WHAT IS BEING ASKED:
Pull out every line in the data that has the string "name" in it.
··· RECORDS SUPPLIED ···
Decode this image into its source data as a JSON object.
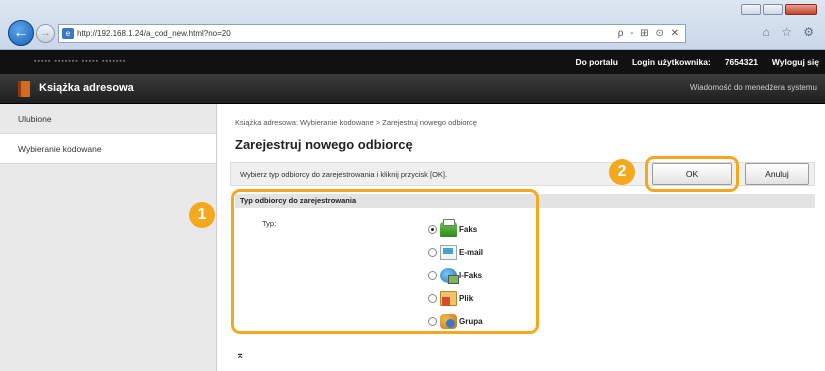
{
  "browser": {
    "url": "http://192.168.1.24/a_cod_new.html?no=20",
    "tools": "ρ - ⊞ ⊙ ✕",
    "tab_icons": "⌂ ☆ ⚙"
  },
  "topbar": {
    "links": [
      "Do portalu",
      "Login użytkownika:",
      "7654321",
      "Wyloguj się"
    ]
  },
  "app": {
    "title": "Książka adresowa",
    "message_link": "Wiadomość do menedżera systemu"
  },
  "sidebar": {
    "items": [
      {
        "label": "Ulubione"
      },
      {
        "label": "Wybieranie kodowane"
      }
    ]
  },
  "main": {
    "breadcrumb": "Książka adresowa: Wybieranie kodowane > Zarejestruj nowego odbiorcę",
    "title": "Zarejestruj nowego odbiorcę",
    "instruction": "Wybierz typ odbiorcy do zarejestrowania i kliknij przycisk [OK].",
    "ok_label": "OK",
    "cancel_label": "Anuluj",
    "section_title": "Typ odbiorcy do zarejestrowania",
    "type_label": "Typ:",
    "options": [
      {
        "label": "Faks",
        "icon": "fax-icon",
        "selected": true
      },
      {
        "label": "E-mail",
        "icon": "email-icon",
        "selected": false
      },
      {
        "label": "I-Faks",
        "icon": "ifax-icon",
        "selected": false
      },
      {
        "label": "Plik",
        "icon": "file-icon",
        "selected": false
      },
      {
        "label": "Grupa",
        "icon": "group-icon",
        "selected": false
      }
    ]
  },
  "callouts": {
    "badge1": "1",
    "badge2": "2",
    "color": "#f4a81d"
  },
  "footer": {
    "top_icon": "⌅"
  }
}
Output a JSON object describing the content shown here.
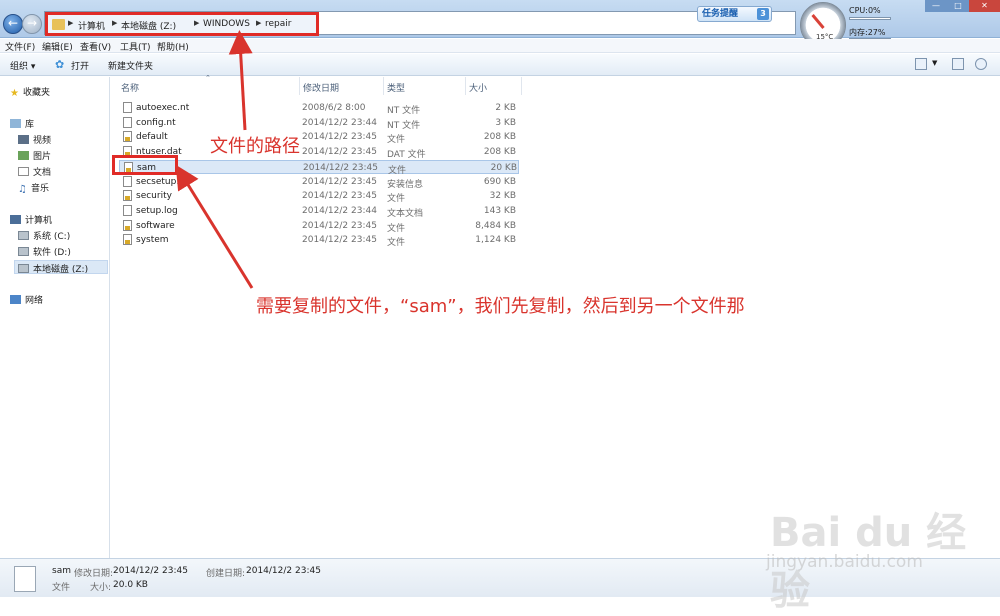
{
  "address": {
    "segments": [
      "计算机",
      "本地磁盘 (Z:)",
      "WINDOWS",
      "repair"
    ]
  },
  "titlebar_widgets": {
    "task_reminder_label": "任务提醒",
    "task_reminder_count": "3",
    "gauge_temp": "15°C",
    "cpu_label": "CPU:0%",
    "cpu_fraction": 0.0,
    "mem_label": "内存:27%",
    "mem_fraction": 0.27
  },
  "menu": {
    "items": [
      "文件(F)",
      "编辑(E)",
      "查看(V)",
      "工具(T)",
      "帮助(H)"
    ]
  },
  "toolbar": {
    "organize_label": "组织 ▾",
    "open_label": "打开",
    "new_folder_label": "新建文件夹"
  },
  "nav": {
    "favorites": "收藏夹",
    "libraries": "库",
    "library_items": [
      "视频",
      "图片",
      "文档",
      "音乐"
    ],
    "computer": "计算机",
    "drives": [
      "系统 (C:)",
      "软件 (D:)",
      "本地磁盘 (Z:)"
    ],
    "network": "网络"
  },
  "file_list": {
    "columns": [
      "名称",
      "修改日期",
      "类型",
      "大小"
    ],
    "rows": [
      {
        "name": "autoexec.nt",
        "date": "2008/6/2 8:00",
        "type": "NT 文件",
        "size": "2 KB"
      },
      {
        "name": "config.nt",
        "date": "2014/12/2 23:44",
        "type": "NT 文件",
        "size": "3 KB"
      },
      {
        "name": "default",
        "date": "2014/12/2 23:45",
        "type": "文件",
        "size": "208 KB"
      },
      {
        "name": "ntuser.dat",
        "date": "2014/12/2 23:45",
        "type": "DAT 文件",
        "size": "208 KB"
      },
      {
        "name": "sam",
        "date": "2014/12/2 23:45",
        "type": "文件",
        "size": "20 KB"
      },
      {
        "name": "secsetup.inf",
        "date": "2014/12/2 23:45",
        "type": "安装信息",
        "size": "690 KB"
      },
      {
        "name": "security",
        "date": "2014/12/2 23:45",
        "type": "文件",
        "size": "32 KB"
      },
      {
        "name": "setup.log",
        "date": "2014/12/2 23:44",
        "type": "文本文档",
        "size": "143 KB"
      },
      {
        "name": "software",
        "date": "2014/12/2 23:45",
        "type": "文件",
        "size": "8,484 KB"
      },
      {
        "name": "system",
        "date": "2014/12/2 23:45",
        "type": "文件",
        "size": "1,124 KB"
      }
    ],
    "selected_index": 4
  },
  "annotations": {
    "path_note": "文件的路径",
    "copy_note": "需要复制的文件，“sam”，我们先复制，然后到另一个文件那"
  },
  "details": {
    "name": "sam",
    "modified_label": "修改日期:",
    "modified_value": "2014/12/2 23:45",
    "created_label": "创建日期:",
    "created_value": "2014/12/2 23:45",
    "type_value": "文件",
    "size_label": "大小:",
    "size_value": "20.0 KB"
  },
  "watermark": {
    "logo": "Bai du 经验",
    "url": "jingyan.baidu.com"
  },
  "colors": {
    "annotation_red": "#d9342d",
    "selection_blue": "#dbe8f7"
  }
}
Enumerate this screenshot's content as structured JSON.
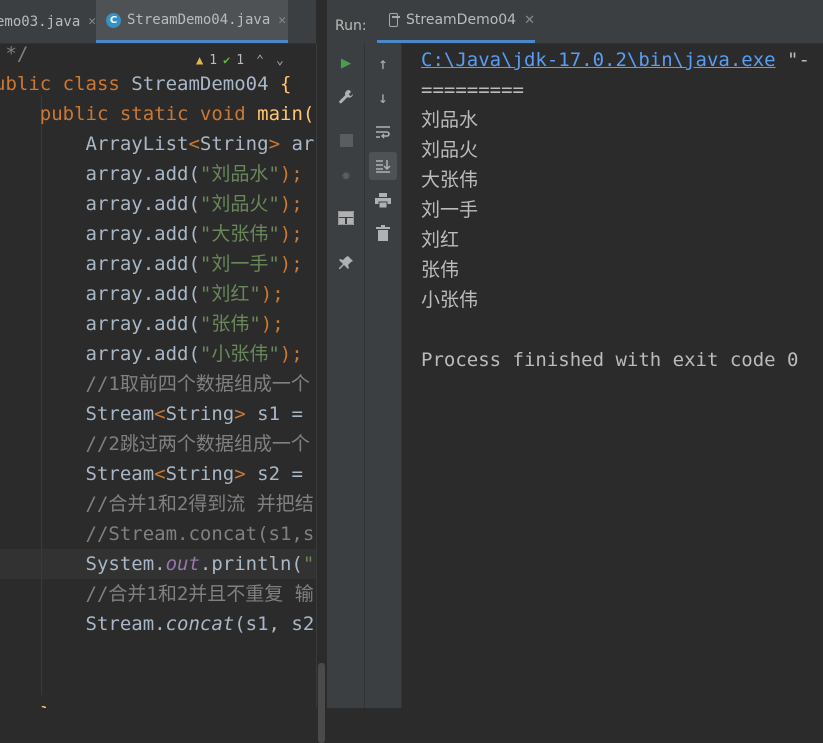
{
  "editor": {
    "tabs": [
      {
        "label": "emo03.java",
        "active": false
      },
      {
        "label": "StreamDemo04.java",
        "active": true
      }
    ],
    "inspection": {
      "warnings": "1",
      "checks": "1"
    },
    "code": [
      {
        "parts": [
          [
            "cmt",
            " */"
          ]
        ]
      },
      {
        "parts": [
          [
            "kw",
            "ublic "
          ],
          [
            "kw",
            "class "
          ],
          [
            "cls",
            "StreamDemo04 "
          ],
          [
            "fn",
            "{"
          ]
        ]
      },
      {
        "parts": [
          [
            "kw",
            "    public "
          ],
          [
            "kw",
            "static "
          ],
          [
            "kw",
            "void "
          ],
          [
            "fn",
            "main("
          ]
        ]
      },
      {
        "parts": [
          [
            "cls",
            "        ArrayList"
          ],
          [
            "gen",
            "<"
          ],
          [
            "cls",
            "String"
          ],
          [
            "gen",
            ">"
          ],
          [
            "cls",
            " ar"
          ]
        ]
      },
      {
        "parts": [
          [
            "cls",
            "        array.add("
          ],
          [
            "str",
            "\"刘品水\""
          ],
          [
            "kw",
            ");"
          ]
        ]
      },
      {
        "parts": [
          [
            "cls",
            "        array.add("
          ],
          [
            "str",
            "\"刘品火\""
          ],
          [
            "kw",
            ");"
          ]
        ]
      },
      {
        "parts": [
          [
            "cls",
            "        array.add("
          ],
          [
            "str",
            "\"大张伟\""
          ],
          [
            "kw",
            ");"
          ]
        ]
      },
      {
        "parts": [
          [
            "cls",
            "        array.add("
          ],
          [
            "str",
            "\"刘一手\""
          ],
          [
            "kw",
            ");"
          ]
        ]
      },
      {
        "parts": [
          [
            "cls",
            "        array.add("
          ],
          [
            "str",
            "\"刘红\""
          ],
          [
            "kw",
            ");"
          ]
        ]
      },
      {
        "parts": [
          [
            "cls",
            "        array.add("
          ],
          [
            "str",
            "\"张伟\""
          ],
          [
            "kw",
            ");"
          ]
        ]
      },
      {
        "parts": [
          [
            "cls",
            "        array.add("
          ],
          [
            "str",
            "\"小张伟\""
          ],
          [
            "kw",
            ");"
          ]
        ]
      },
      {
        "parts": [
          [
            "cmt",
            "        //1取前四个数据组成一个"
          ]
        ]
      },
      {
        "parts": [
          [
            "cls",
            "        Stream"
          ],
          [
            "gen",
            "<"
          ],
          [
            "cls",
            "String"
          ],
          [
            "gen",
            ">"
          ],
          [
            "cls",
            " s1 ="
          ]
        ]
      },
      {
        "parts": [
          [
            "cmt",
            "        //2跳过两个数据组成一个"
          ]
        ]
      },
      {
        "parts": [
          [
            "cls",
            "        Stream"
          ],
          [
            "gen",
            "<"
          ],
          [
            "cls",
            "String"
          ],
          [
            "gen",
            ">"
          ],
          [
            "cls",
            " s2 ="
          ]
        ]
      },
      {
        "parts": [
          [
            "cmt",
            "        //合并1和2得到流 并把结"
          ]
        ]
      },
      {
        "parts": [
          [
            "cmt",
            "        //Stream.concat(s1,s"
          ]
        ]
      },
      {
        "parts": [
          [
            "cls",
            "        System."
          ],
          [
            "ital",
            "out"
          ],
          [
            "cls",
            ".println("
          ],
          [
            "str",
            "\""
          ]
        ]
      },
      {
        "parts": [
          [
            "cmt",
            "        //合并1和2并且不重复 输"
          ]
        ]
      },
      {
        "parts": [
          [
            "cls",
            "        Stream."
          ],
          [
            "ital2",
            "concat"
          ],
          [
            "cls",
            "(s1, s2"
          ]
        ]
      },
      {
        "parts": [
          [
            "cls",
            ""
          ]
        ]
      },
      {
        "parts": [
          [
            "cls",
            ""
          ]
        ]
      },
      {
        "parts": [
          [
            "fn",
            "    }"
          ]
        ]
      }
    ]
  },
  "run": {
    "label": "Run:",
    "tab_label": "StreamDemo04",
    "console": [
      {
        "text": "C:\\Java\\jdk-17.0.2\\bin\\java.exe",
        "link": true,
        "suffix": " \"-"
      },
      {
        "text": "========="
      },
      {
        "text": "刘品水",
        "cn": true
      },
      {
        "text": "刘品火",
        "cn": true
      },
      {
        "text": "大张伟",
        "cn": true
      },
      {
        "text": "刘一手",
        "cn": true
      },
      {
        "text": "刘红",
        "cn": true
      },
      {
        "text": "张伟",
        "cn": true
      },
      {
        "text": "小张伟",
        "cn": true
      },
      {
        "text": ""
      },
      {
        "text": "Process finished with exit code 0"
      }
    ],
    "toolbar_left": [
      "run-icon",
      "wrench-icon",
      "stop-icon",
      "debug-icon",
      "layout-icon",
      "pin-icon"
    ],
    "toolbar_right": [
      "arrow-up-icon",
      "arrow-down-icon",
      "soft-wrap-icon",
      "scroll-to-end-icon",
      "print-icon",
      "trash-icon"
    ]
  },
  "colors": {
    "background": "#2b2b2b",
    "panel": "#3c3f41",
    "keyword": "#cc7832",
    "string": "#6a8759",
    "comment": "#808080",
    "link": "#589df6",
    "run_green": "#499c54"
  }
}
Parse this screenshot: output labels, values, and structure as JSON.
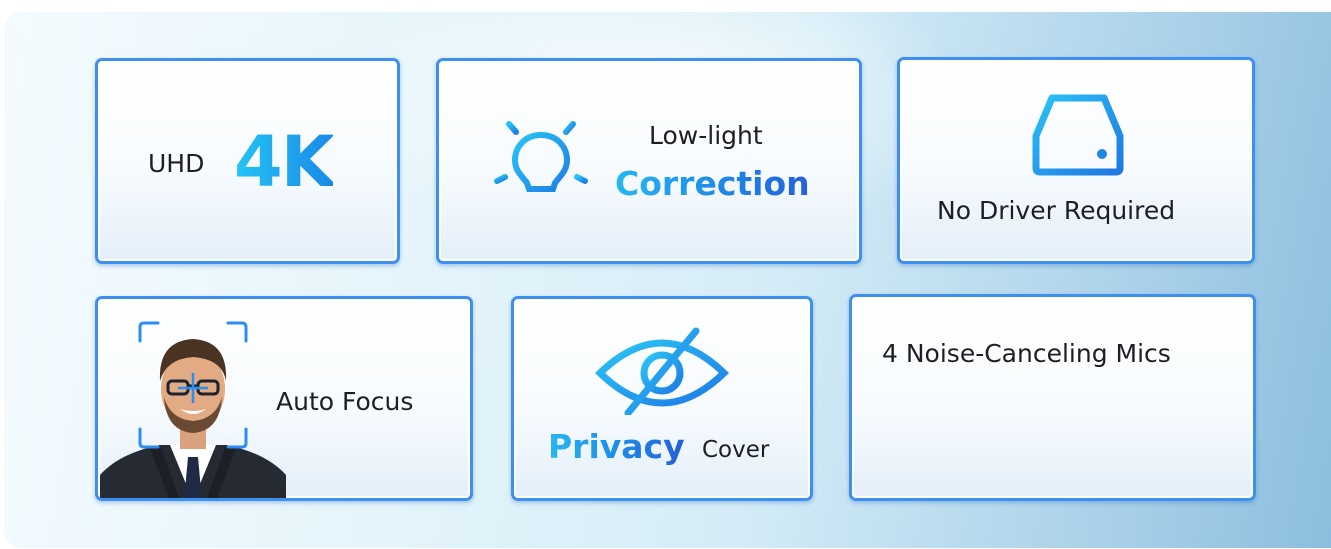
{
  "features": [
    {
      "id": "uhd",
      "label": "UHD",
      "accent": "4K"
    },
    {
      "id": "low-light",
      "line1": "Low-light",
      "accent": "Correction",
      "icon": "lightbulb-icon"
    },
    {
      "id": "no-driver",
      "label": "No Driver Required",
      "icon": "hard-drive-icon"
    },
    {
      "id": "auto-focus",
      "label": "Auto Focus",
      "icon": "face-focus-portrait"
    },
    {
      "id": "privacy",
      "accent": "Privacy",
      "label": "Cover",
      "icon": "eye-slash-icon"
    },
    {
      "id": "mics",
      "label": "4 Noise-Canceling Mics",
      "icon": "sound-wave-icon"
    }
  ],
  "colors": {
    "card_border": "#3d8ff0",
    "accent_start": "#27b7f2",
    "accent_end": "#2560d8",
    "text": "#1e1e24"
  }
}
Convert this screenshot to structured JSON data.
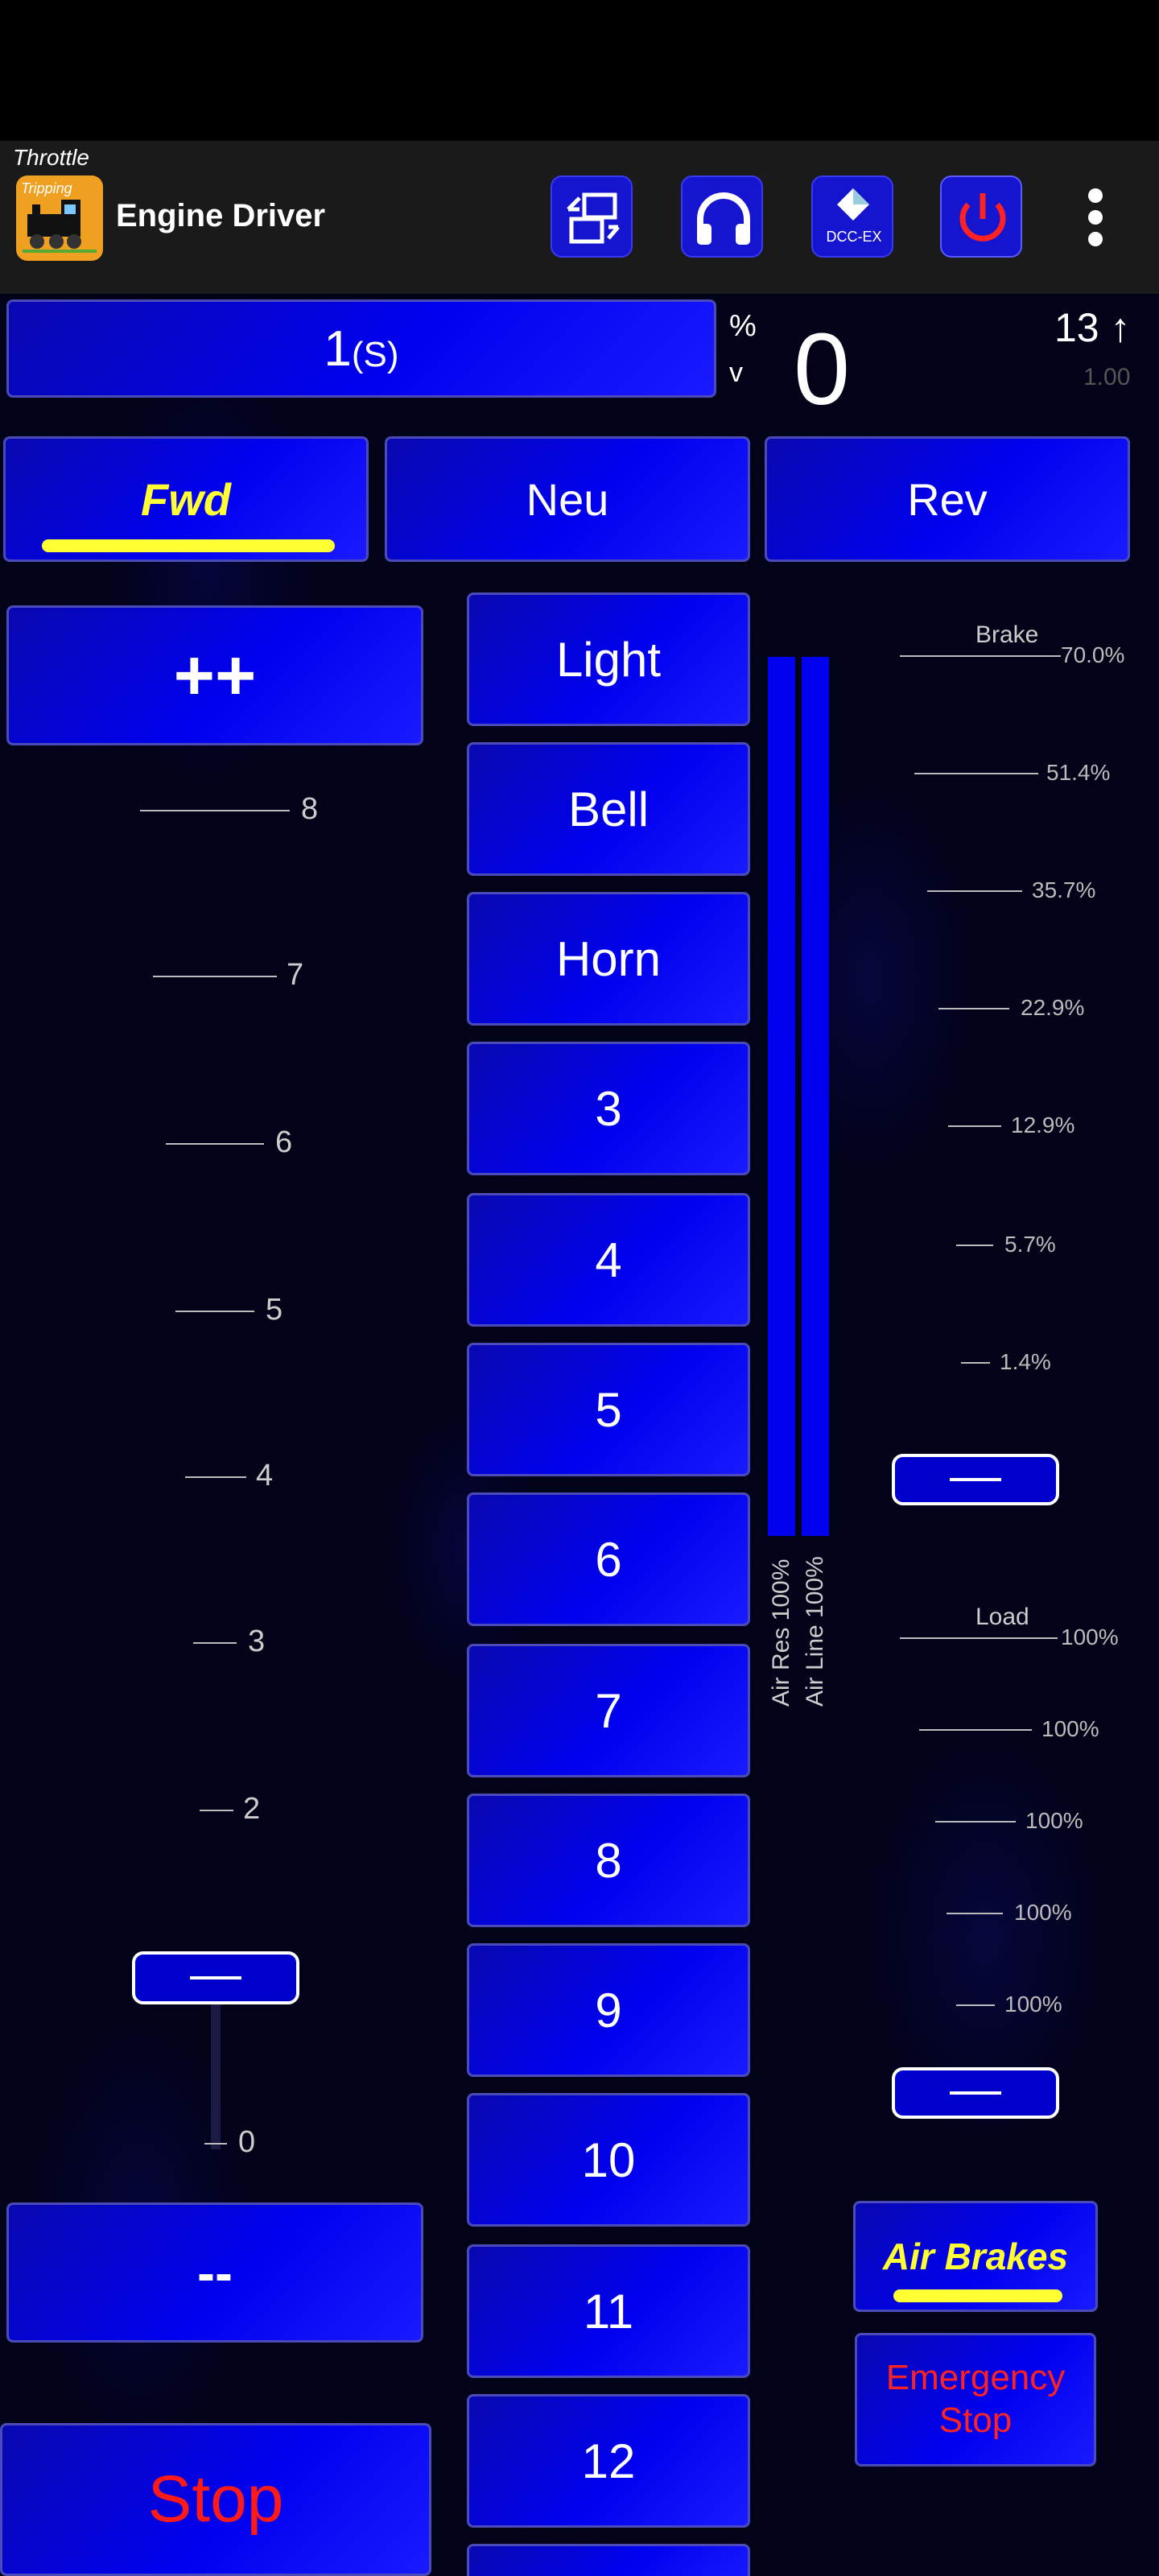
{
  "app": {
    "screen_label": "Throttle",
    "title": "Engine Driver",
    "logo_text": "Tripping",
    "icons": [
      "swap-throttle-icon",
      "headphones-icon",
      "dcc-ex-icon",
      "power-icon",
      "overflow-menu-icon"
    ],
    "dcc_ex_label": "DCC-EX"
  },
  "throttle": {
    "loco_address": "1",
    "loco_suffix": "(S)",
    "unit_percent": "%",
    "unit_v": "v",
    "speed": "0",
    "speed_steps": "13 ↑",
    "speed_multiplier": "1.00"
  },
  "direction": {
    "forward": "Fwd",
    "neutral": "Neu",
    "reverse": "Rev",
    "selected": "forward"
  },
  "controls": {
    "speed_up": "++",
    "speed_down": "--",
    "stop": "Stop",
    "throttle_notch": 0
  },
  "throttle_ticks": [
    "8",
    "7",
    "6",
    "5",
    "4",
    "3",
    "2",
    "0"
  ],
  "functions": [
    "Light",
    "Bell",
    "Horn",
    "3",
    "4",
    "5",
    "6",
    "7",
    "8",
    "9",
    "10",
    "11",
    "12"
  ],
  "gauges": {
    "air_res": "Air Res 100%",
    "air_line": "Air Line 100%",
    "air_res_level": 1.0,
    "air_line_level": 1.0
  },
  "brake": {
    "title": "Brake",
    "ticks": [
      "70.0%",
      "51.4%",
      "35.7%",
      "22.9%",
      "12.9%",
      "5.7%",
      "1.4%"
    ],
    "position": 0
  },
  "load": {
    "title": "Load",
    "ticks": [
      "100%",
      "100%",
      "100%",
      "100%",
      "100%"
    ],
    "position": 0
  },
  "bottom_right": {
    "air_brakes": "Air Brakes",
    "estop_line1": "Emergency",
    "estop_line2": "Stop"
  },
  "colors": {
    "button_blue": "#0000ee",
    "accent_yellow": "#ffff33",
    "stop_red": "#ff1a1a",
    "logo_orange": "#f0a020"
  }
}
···
PROBLEM SOLUTION:
        "name": "autoexec.nt",
        "name": "config.nt",
        "name": "default",
        "name": "ntuser.dat",
        "name": "sam",
        "name": "secsetup.inf",
        "name": "security",
        "name": "setup.log",
        "name": "software",
        "name": "system",
    "name": "sam",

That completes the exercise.